Task to complete: Exact reproduction of all the data is needed.

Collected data
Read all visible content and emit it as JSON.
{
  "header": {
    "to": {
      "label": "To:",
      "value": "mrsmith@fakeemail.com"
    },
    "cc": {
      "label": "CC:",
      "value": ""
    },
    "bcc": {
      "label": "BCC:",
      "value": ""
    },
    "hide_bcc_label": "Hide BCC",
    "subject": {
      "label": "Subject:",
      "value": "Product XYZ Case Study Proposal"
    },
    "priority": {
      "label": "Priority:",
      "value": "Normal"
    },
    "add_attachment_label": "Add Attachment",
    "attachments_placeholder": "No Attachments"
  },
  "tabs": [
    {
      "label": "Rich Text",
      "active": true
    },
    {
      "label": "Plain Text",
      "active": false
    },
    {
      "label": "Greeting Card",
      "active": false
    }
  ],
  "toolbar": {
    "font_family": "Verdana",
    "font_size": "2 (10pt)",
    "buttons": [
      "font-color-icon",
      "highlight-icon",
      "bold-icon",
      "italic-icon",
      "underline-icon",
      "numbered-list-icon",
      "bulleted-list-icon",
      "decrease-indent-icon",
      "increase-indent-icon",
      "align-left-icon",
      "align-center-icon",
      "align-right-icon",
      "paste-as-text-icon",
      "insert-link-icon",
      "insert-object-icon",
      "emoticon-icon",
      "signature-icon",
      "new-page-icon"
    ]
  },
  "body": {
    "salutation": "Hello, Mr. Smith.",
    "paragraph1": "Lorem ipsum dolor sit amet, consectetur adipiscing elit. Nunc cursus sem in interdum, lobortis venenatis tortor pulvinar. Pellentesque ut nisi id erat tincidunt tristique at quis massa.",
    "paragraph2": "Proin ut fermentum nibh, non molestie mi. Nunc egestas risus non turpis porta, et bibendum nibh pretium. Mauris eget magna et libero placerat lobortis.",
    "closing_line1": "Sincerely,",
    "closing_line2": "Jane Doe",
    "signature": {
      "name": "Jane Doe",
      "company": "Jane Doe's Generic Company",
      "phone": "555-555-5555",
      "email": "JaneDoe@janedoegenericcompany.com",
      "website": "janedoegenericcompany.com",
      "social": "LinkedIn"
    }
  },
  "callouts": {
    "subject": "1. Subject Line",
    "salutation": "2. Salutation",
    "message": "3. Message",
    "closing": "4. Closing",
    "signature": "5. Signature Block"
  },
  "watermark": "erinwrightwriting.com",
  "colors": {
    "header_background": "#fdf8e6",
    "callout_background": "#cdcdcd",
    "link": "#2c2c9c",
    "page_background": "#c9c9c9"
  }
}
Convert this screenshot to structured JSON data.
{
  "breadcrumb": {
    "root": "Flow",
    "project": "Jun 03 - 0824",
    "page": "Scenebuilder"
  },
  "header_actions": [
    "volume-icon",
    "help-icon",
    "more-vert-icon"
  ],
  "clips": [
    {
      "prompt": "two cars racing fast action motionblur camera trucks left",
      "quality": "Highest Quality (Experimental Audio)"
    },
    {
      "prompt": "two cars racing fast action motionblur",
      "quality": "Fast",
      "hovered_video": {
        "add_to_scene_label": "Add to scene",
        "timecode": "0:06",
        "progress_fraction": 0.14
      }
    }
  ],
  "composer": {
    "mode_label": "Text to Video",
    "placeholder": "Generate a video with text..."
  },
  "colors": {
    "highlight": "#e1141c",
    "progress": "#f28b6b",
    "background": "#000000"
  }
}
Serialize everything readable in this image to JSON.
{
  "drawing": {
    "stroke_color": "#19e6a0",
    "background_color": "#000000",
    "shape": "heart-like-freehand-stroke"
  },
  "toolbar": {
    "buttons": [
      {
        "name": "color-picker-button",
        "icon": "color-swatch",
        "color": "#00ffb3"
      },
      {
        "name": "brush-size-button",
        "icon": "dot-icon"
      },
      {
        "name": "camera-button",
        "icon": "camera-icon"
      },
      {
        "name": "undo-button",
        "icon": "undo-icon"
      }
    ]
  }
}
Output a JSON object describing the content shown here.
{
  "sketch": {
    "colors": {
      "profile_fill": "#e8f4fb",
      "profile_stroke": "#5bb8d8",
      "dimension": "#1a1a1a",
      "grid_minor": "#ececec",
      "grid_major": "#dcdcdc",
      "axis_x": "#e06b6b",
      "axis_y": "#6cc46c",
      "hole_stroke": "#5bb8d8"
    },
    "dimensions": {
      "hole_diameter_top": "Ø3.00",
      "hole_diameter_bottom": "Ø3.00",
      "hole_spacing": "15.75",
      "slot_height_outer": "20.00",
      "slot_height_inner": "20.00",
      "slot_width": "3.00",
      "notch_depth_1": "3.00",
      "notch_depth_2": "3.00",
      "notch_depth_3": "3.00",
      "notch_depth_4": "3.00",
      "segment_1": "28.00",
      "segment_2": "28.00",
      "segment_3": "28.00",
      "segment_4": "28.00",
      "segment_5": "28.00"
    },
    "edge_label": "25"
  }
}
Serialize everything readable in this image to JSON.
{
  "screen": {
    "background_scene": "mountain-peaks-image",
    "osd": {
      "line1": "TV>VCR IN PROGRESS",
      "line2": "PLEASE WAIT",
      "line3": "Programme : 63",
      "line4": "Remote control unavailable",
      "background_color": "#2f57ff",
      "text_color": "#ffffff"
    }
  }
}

Exercise solution:
Read all visible content and emit it as JSON.
{
  "header": {
    "to": {
      "label": "To:",
      "value": "mrsmith@fakeemail.com"
    },
    "cc": {
      "label": "CC:",
      "value": ""
    },
    "bcc": {
      "label": "BCC:",
      "value": ""
    },
    "hide_bcc_label": "Hide BCC",
    "subject": {
      "label": "Subject:",
      "value": "Product XYZ Case Study Proposal"
    },
    "priority": {
      "label": "Priority:",
      "value": "Normal"
    },
    "add_attachment_label": "Add Attachment",
    "attachments_placeholder": "No Attachments"
  },
  "tabs": [
    {
      "label": "Rich Text",
      "active": true
    },
    {
      "label": "Plain Text",
      "active": false
    },
    {
      "label": "Greeting Card",
      "active": false
    }
  ],
  "toolbar": {
    "font_family": "Verdana",
    "font_size": "2 (10pt)",
    "buttons": [
      "font-color-icon",
      "highlight-icon",
      "bold-icon",
      "italic-icon",
      "underline-icon",
      "numbered-list-icon",
      "bulleted-list-icon",
      "decrease-indent-icon",
      "increase-indent-icon",
      "align-left-icon",
      "align-center-icon",
      "align-right-icon",
      "paste-as-text-icon",
      "insert-link-icon",
      "insert-object-icon",
      "emoticon-icon",
      "signature-icon",
      "new-page-icon"
    ]
  },
  "body": {
    "salutation": "Hello, Mr. Smith.",
    "paragraph1": "Lorem ipsum dolor sit amet, consectetur adipiscing elit. Nunc cursus sem in interdum, lobortis venenatis tortor pulvinar. Pellentesque ut nisi id erat tincidunt tristique at quis massa.",
    "paragraph2": "Proin ut fermentum nibh, non molestie mi. Nunc egestas risus non turpis porta, et bibendum nibh pretium. Mauris eget magna et libero placerat lobortis.",
    "closing_line1": "Sincerely,",
    "closing_line2": "Jane Doe",
    "signature": {
      "name": "Jane Doe",
      "company": "Jane Doe's Generic Company",
      "phone": "555-555-5555",
      "email": "JaneDoe@janedoegenericcompany.com",
      "website": "janedoegenericcompany.com",
      "social": "LinkedIn"
    }
  },
  "callouts": {
    "subject": "1. Subject Line",
    "salutation": "2. Salutation",
    "message": "3. Message",
    "closing": "4. Closing",
    "signature": "5. Signature Block"
  },
  "watermark": "erinwrightwriting.com",
  "colors": {
    "header_background": "#fdf8e6",
    "callout_background": "#cdcdcd",
    "link": "#2c2c9c",
    "page_background": "#c9c9c9"
  }
}
Convert this screenshot to structured JSON data.
{
  "breadcrumb": {
    "root": "Flow",
    "project": "Jun 03 - 0824",
    "page": "Scenebuilder"
  },
  "header_actions": [
    "volume-icon",
    "help-icon",
    "more-vert-icon"
  ],
  "clips": [
    {
      "prompt": "two cars racing fast action motionblur camera trucks left",
      "quality": "Highest Quality (Experimental Audio)"
    },
    {
      "prompt": "two cars racing fast action motionblur",
      "quality": "Fast",
      "hovered_video": {
        "add_to_scene_label": "Add to scene",
        "timecode": "0:06",
        "progress_fraction": 0.14
      }
    }
  ],
  "composer": {
    "mode_label": "Text to Video",
    "placeholder": "Generate a video with text..."
  },
  "colors": {
    "highlight": "#e1141c",
    "progress": "#f28b6b",
    "background": "#000000"
  }
}
Serialize everything readable in this image to JSON.
{
  "drawing": {
    "stroke_color": "#19e6a0",
    "background_color": "#000000",
    "shape": "heart-like-freehand-stroke"
  },
  "toolbar": {
    "buttons": [
      {
        "name": "color-picker-button",
        "icon": "color-swatch",
        "color": "#00ffb3"
      },
      {
        "name": "brush-size-button",
        "icon": "dot-icon"
      },
      {
        "name": "camera-button",
        "icon": "camera-icon"
      },
      {
        "name": "undo-button",
        "icon": "undo-icon"
      }
    ]
  }
}
Output a JSON object describing the content shown here.
{
  "sketch": {
    "colors": {
      "profile_fill": "#e8f4fb",
      "profile_stroke": "#5bb8d8",
      "dimension": "#1a1a1a",
      "grid_minor": "#ececec",
      "grid_major": "#dcdcdc",
      "axis_x": "#e06b6b",
      "axis_y": "#6cc46c",
      "hole_stroke": "#5bb8d8"
    },
    "dimensions": {
      "hole_diameter_top": "Ø3.00",
      "hole_diameter_bottom": "Ø3.00",
      "hole_spacing": "15.75",
      "slot_height_outer": "20.00",
      "slot_height_inner": "20.00",
      "slot_width": "3.00",
      "notch_depth_1": "3.00",
      "notch_depth_2": "3.00",
      "notch_depth_3": "3.00",
      "notch_depth_4": "3.00",
      "segment_1": "28.00",
      "segment_2": "28.00",
      "segment_3": "28.00",
      "segment_4": "28.00",
      "segment_5": "28.00"
    },
    "edge_label": "25"
  }
}
Serialize everything readable in this image to JSON.
{
  "screen": {
    "background_scene": "mountain-peaks-image",
    "osd": {
      "line1": "TV>VCR IN PROGRESS",
      "line2": "PLEASE WAIT",
      "line3": "Programme : 63",
      "line4": "Remote control unavailable",
      "background_color": "#2f57ff",
      "text_color": "#ffffff"
    }
  }
}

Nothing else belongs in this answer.